*What the task asks*:
Go through the data below and return each line where the string "title" occurs.

*Dataset records*:
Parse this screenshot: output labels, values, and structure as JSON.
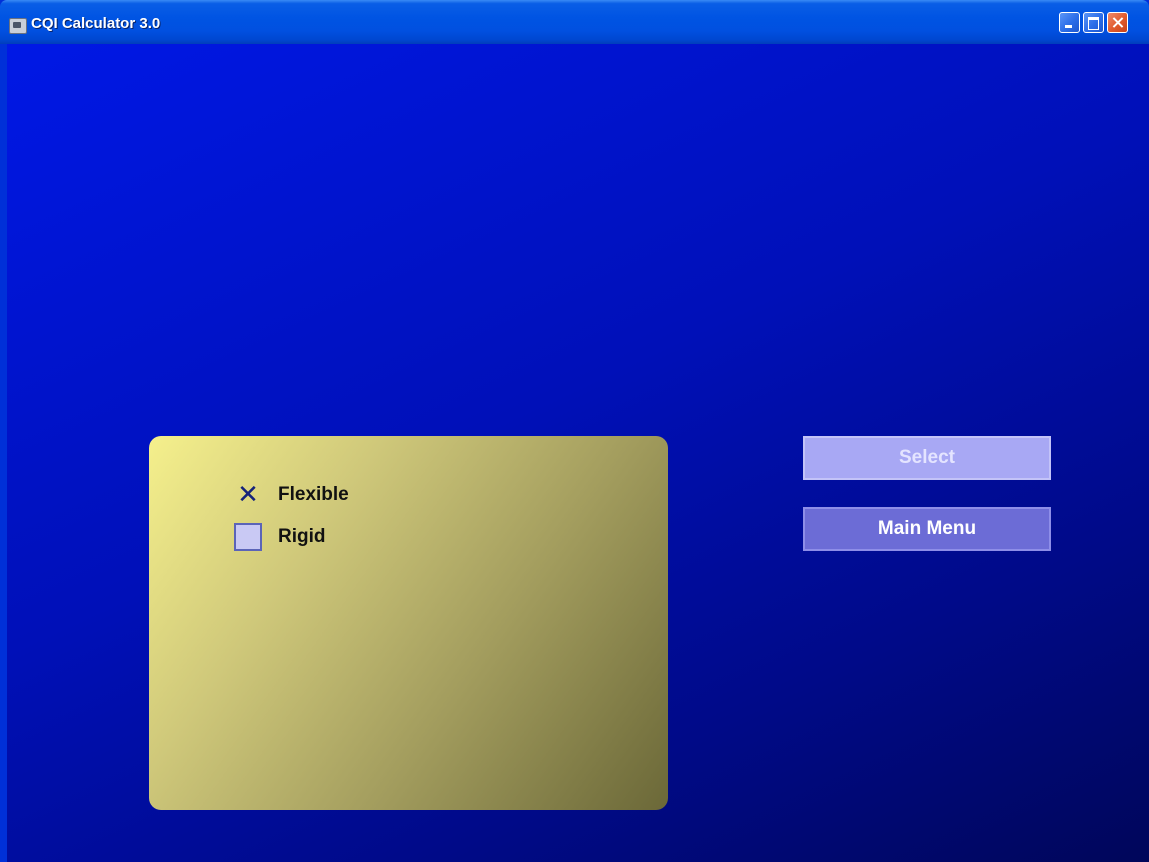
{
  "window": {
    "title": "CQI Calculator 3.0"
  },
  "options": {
    "flexible": {
      "label": "Flexible",
      "checked": true,
      "mark": "✕"
    },
    "rigid": {
      "label": "Rigid",
      "checked": false
    }
  },
  "buttons": {
    "select_label": "Select",
    "main_menu_label": "Main Menu"
  },
  "colors": {
    "background": "#0018e6",
    "panel": "#cfc87a",
    "select_button": "#a8a8f4",
    "main_menu_button": "#6c6cd6",
    "close_button": "#e05a2c"
  }
}
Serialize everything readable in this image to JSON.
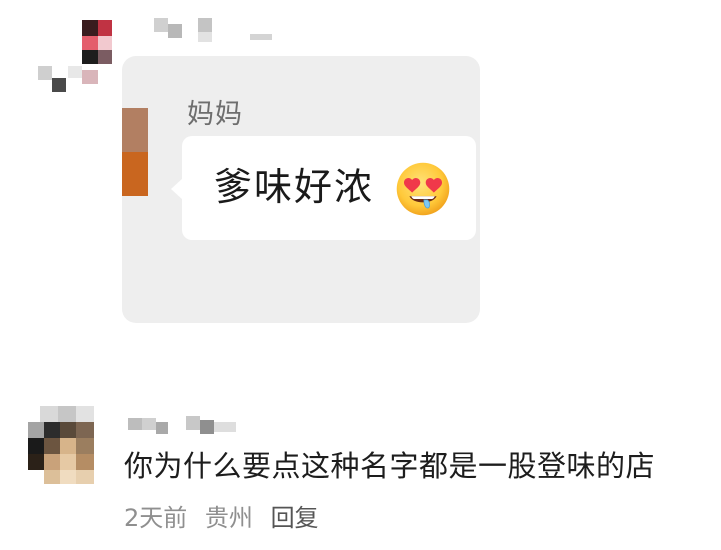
{
  "top_comment": {
    "screenshot": {
      "sender_name": "妈妈",
      "message": "爹味好浓",
      "emoji": "heart-eyes-drooling-face"
    }
  },
  "bottom_comment": {
    "text": "你为什么要点这种名字都是一股登味的店",
    "time": "2天前",
    "location": "贵州",
    "reply_label": "回复"
  }
}
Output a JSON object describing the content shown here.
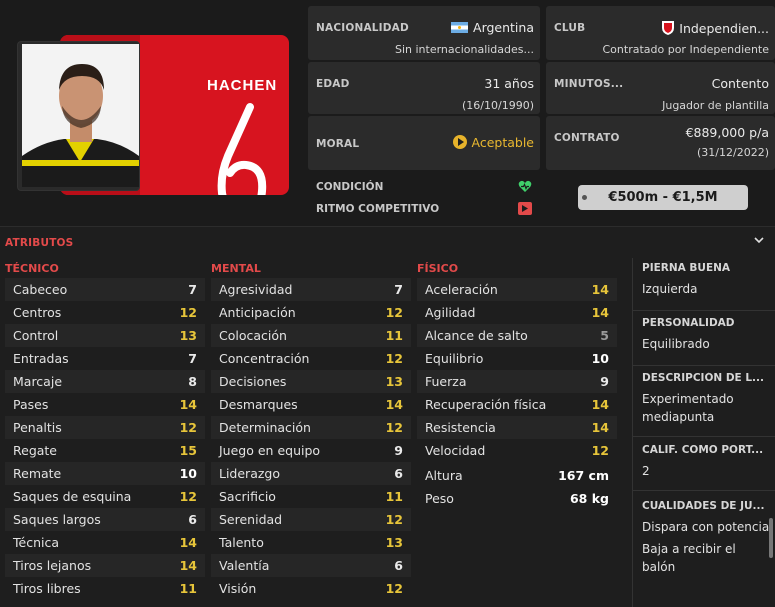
{
  "player": {
    "kit_name": "HACHEN",
    "kit_number": "6"
  },
  "info": {
    "nationality": {
      "label": "NACIONALIDAD",
      "value": "Argentina",
      "sub": "Sin internacionalidades..."
    },
    "club": {
      "label": "CLUB",
      "value": "Independien...",
      "sub": "Contratado por Independiente"
    },
    "age": {
      "label": "EDAD",
      "value": "31 años",
      "sub": "(16/10/1990)"
    },
    "minutes": {
      "label": "MINUTOS...",
      "value": "Contento",
      "sub": "Jugador de plantilla"
    },
    "morale": {
      "label": "MORAL",
      "value": "Aceptable"
    },
    "contract": {
      "label": "CONTRATO",
      "value": "€889,000 p/a",
      "sub": "(31/12/2022)"
    },
    "condition": {
      "label": "CONDICIÓN"
    },
    "match_fitness": {
      "label": "RITMO COMPETITIVO"
    },
    "value_range": "€500m - €1,5M"
  },
  "attributes": {
    "title": "ATRIBUTOS",
    "technical": {
      "title": "TÉCNICO",
      "rows": [
        {
          "name": "Cabeceo",
          "value": "7"
        },
        {
          "name": "Centros",
          "value": "12"
        },
        {
          "name": "Control",
          "value": "13"
        },
        {
          "name": "Entradas",
          "value": "7"
        },
        {
          "name": "Marcaje",
          "value": "8"
        },
        {
          "name": "Pases",
          "value": "14"
        },
        {
          "name": "Penaltis",
          "value": "12"
        },
        {
          "name": "Regate",
          "value": "15"
        },
        {
          "name": "Remate",
          "value": "10"
        },
        {
          "name": "Saques de esquina",
          "value": "12"
        },
        {
          "name": "Saques largos",
          "value": "6"
        },
        {
          "name": "Técnica",
          "value": "14"
        },
        {
          "name": "Tiros lejanos",
          "value": "14"
        },
        {
          "name": "Tiros libres",
          "value": "11"
        }
      ]
    },
    "mental": {
      "title": "MENTAL",
      "rows": [
        {
          "name": "Agresividad",
          "value": "7"
        },
        {
          "name": "Anticipación",
          "value": "12"
        },
        {
          "name": "Colocación",
          "value": "11"
        },
        {
          "name": "Concentración",
          "value": "12"
        },
        {
          "name": "Decisiones",
          "value": "13"
        },
        {
          "name": "Desmarques",
          "value": "14"
        },
        {
          "name": "Determinación",
          "value": "12"
        },
        {
          "name": "Juego en equipo",
          "value": "9"
        },
        {
          "name": "Liderazgo",
          "value": "6"
        },
        {
          "name": "Sacrificio",
          "value": "11"
        },
        {
          "name": "Serenidad",
          "value": "12"
        },
        {
          "name": "Talento",
          "value": "13"
        },
        {
          "name": "Valentía",
          "value": "6"
        },
        {
          "name": "Visión",
          "value": "12"
        }
      ]
    },
    "physical": {
      "title": "FÍSICO",
      "rows": [
        {
          "name": "Aceleración",
          "value": "14"
        },
        {
          "name": "Agilidad",
          "value": "14"
        },
        {
          "name": "Alcance de salto",
          "value": "5"
        },
        {
          "name": "Equilibrio",
          "value": "10"
        },
        {
          "name": "Fuerza",
          "value": "9"
        },
        {
          "name": "Recuperación física",
          "value": "14"
        },
        {
          "name": "Resistencia",
          "value": "14"
        },
        {
          "name": "Velocidad",
          "value": "12"
        }
      ],
      "height": {
        "name": "Altura",
        "value": "167 cm"
      },
      "weight": {
        "name": "Peso",
        "value": "68 kg"
      }
    }
  },
  "side": {
    "foot": {
      "label": "PIERNA BUENA",
      "value": "Izquierda"
    },
    "personality": {
      "label": "PERSONALIDAD",
      "value": "Equilibrado"
    },
    "description": {
      "label": "DESCRIPCIÓN DE L...",
      "value": "Experimentado mediapunta"
    },
    "gk_rating": {
      "label": "CALIF. COMO PORT...",
      "value": "2"
    },
    "traits": {
      "label": "CUALIDADES DE JU...",
      "items": [
        "Dispara con potencia",
        "Baja a recibir el balón"
      ]
    }
  },
  "colors": {
    "accent_red": "#e34a4a",
    "highlight_yellow": "#e7c53a",
    "kit_red": "#d7141f"
  }
}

*Answer to the exercise*:
    "title": "CQI Calculator 3.0"
    "title": "ATRIBUTOS",
      "title": "TÉCNICO",
      "title": "MENTAL",
      "title": "FÍSICO",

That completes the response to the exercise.